Your task: Identify all lines below that hold "value" and collect them.

[Entries taken from a collection]
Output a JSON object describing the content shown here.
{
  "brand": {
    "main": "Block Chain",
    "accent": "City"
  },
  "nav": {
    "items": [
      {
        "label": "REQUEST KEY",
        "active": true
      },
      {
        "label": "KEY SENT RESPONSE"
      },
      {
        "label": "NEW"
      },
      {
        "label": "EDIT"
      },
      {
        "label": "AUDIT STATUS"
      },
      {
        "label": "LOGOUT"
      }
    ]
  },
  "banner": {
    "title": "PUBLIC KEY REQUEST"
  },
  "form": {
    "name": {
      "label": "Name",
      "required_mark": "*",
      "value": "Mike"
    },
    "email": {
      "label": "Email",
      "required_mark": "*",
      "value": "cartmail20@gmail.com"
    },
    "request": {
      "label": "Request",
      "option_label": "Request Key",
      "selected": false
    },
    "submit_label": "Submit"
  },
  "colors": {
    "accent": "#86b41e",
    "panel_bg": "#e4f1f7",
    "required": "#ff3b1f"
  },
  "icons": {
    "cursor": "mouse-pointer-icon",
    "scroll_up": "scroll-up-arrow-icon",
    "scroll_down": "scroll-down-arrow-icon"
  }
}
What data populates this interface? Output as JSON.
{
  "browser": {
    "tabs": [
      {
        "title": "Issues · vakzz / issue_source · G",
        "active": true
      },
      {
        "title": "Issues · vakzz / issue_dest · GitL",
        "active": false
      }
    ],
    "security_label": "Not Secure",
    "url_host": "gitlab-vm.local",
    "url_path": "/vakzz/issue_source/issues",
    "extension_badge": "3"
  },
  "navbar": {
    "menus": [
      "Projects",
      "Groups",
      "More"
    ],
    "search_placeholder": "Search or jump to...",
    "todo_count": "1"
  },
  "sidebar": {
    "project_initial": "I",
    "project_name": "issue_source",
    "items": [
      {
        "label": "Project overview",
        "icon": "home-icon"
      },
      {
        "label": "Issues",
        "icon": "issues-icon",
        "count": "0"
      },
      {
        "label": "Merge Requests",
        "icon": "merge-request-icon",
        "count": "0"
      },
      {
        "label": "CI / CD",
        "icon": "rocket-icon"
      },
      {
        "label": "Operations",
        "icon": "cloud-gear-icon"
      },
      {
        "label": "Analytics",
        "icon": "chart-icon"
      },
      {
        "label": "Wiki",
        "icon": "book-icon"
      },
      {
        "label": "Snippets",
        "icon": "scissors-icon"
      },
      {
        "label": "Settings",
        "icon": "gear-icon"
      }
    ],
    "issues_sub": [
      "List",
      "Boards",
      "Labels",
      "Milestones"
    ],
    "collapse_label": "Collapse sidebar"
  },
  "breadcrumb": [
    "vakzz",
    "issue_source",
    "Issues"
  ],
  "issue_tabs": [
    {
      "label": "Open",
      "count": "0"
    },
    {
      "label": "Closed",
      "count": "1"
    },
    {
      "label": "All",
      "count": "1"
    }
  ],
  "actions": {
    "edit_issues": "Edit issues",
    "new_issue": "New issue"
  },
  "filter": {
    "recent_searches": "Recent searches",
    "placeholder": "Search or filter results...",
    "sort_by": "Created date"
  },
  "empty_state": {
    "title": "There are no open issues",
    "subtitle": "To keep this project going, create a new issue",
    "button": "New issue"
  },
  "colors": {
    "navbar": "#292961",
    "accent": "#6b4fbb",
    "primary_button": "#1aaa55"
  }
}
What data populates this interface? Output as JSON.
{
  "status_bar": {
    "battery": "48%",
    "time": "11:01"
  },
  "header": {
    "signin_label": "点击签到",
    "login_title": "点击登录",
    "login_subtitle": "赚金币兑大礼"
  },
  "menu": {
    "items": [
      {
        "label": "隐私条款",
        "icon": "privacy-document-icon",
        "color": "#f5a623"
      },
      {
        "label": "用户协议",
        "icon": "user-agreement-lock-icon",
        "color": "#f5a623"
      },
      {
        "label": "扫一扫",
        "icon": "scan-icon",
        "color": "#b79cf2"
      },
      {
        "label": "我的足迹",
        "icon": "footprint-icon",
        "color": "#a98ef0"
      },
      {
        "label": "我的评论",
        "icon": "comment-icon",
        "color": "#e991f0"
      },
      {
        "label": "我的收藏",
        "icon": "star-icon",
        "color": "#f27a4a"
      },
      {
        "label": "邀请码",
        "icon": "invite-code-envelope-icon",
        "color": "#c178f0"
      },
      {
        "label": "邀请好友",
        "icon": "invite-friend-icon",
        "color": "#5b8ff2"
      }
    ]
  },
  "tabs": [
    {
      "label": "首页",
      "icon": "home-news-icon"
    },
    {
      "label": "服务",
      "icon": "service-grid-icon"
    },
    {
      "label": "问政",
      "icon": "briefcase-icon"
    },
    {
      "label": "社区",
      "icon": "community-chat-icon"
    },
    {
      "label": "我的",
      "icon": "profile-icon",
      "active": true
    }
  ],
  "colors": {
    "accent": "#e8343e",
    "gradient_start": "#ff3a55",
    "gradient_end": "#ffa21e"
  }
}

Written solution:
      "value": "Mike"
      "value": "cartmail20@gmail.com"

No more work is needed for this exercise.